Vladimír Jindra is a man obsessed with pens and pencils. He has 5,600 of them in his collection which has won him a place in the Czech Book of Records. He collects pens and pencils in all shapes and sizes and is willing to pay as much as 2,000 crowns (over 100 US dollars) for a pencil if it is an old or rare specimen. His biggest pencil is two meters long and the smallest – which dates back to the 18th century - is 2.5 centimeters. He has pencils for writing on all kinds of surfaces – including meat, a vast variety of golf pencils and pencils with accessories. And the more he has the more he wants. Whenever he visits a pen and pencil auction somewhere he comes back with a few dozen more. Some of the rooms in his home have been turned into exhibition halls, but he says there’s always room for more. His estimate is that his family home can house some 100,000 pencils.

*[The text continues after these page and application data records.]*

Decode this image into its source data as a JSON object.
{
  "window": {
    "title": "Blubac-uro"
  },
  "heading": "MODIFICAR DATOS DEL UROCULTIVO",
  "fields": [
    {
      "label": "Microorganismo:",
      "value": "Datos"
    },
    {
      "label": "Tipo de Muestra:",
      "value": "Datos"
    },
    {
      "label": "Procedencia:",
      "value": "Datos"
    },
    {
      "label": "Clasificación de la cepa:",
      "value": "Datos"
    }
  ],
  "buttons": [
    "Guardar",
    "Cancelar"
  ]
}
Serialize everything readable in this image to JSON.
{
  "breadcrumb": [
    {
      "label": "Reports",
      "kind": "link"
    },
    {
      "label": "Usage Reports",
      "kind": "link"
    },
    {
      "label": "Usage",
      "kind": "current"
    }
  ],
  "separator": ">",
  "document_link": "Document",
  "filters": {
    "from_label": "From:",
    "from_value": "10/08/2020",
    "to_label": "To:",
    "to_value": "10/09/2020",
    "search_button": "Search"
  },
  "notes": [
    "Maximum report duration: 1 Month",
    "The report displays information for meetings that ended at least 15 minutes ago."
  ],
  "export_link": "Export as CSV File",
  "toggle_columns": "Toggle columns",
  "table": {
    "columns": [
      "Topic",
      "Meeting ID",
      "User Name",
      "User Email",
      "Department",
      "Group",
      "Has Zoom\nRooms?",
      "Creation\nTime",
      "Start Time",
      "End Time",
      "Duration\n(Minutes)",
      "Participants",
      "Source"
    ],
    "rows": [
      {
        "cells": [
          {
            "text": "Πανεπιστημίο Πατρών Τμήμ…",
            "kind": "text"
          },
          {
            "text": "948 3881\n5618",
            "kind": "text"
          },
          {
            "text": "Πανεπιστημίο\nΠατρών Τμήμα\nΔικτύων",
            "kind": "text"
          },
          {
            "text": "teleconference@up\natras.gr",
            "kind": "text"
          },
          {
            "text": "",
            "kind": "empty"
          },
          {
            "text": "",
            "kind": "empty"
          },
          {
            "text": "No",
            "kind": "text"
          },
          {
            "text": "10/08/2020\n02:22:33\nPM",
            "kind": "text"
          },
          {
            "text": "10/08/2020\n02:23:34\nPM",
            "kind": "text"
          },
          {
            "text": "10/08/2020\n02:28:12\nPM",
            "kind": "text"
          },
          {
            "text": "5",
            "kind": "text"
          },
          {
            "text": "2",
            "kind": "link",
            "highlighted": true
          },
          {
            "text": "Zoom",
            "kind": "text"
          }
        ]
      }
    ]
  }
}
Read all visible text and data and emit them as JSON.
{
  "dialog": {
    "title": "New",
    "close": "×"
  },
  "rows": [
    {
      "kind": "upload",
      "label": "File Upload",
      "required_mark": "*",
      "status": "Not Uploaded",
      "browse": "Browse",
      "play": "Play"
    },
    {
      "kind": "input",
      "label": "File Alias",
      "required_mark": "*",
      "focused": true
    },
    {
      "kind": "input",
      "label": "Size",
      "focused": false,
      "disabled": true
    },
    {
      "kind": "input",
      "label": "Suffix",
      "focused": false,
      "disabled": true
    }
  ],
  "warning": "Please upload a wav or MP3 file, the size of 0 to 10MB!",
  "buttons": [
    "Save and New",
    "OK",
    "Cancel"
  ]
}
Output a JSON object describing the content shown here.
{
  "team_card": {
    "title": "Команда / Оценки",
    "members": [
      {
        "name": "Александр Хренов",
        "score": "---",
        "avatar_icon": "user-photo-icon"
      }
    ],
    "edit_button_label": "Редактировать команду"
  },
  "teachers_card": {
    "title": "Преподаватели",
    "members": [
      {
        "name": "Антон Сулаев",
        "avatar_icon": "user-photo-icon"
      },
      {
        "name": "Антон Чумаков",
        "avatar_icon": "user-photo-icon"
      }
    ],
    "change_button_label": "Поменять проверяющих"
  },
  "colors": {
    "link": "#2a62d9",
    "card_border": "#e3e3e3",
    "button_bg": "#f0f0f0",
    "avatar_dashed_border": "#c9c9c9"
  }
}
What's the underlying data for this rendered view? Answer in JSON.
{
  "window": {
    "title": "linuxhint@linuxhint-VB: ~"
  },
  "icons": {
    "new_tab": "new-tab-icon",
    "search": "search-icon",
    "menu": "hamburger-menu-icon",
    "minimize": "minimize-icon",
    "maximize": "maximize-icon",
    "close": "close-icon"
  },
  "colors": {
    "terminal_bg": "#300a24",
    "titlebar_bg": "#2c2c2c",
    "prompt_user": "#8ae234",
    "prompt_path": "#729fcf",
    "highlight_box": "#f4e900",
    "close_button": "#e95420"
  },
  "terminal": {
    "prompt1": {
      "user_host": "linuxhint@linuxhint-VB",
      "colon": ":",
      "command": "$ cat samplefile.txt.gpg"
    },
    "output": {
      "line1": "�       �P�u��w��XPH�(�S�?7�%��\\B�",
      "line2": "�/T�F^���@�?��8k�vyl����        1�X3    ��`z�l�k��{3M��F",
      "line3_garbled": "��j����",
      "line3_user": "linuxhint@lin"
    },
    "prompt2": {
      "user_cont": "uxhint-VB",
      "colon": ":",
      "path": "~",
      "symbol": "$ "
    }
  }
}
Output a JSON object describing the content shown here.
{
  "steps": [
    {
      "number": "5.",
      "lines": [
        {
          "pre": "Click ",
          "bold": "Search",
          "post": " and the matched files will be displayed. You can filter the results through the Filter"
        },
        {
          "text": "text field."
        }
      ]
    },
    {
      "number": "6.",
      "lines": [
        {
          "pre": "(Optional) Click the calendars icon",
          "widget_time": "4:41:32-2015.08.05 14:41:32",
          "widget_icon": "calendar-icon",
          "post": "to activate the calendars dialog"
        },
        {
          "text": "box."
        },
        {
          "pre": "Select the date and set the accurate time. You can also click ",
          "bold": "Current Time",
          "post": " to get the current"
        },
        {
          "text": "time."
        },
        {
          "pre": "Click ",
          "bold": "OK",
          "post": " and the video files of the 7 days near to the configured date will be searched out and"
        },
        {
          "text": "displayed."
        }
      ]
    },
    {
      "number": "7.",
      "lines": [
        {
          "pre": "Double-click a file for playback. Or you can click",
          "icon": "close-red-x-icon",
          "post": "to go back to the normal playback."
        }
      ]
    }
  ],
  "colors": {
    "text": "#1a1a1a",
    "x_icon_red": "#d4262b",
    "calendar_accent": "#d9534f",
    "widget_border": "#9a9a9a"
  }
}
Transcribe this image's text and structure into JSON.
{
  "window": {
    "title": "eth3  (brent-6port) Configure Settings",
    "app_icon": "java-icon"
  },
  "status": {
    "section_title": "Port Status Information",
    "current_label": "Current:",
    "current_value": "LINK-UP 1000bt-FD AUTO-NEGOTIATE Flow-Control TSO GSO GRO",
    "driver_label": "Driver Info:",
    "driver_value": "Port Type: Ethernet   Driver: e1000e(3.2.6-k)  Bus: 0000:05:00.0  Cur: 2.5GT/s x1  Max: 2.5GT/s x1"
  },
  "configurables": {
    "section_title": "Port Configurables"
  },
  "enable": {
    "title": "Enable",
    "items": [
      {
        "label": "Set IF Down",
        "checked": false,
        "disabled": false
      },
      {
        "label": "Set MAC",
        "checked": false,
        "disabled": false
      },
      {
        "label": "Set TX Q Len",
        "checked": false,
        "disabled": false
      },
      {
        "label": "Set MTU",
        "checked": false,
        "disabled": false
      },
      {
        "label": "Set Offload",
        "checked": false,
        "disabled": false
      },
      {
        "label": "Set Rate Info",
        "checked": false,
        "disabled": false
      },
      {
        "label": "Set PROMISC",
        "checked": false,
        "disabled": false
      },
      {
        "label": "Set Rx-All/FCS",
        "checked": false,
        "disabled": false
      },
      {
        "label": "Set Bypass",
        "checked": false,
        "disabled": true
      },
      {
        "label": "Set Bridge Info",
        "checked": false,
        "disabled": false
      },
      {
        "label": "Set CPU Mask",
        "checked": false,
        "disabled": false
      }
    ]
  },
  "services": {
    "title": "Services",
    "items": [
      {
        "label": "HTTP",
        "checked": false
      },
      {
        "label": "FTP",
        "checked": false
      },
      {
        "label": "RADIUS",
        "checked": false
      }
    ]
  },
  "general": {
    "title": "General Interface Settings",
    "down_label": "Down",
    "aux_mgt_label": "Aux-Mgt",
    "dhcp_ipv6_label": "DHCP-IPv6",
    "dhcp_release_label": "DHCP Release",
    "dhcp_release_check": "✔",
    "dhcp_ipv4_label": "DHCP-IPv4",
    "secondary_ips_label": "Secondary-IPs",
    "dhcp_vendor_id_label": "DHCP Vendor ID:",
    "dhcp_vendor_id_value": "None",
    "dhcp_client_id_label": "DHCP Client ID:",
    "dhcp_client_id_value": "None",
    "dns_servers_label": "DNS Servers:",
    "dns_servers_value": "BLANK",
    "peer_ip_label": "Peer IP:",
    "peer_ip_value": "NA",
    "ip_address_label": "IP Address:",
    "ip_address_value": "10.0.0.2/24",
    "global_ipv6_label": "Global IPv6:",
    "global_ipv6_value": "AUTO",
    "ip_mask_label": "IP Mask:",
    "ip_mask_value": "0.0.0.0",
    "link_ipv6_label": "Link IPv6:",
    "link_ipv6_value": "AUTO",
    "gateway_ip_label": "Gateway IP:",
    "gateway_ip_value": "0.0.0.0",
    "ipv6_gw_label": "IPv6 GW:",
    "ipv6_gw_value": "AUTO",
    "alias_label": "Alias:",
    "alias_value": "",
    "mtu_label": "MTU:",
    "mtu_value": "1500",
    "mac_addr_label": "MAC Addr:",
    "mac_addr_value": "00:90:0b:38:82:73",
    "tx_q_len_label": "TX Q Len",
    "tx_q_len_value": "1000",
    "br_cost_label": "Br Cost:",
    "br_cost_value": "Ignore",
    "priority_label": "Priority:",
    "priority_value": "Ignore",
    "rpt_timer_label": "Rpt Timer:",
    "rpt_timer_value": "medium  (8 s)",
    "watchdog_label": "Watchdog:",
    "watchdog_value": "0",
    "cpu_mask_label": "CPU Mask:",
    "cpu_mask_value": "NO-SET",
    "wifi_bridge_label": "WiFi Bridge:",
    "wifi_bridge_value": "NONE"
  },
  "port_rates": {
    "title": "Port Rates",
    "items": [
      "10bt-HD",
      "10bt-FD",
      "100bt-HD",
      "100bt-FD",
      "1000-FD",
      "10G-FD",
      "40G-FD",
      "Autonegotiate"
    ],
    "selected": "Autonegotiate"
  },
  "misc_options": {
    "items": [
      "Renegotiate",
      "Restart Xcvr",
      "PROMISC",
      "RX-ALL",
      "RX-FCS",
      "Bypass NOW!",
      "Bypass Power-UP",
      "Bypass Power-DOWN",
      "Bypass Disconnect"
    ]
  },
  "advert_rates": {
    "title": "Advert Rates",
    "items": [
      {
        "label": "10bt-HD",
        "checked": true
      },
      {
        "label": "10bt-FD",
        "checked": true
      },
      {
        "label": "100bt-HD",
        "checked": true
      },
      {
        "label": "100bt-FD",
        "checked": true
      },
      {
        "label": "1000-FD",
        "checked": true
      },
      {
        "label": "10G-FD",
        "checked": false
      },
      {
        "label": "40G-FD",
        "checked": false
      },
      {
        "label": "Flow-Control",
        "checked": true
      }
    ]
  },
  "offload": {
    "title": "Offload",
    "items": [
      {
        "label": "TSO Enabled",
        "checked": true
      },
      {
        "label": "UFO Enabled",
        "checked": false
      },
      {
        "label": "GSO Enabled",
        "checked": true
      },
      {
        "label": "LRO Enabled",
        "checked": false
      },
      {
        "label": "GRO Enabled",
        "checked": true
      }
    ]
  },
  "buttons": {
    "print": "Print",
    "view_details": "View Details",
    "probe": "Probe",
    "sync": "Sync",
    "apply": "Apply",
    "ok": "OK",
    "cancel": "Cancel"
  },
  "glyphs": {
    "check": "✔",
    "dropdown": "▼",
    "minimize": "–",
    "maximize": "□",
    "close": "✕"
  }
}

Churches, chapels and bell-towers are a frequent target of thieves and millions of crowns worth of priceless historic and religious artifacts have been stolen in the past twenty years or so. Many of these relics are smuggled out of the country, sold to private buyers and never seen again. Churches and chapels are usually located in the centre of towns and villages making theft more difficult but bell towers tend to be on the outskirts of town and are easy targets. At the present time the police are registering 19 stolen bells from bell towers around the country. Last week the police unexpectedly discovered one of these stolen bells at the Holešovice market-place in Prague. The bell was made in 1924 and was stolen from a tiny village called Nová Chřibská 16 years ago. The chances of catching the thieves after such a long time are slim and in any case charges could not be pressed because of a ten-year status of limitations on theft. The bell will now be returned to the village and put back where it belongs. The only problem is that the villagers had given up hoping they would get it back and – because they did not have money to pay for a new one – they had turned the bell tower into a mixed-goods store.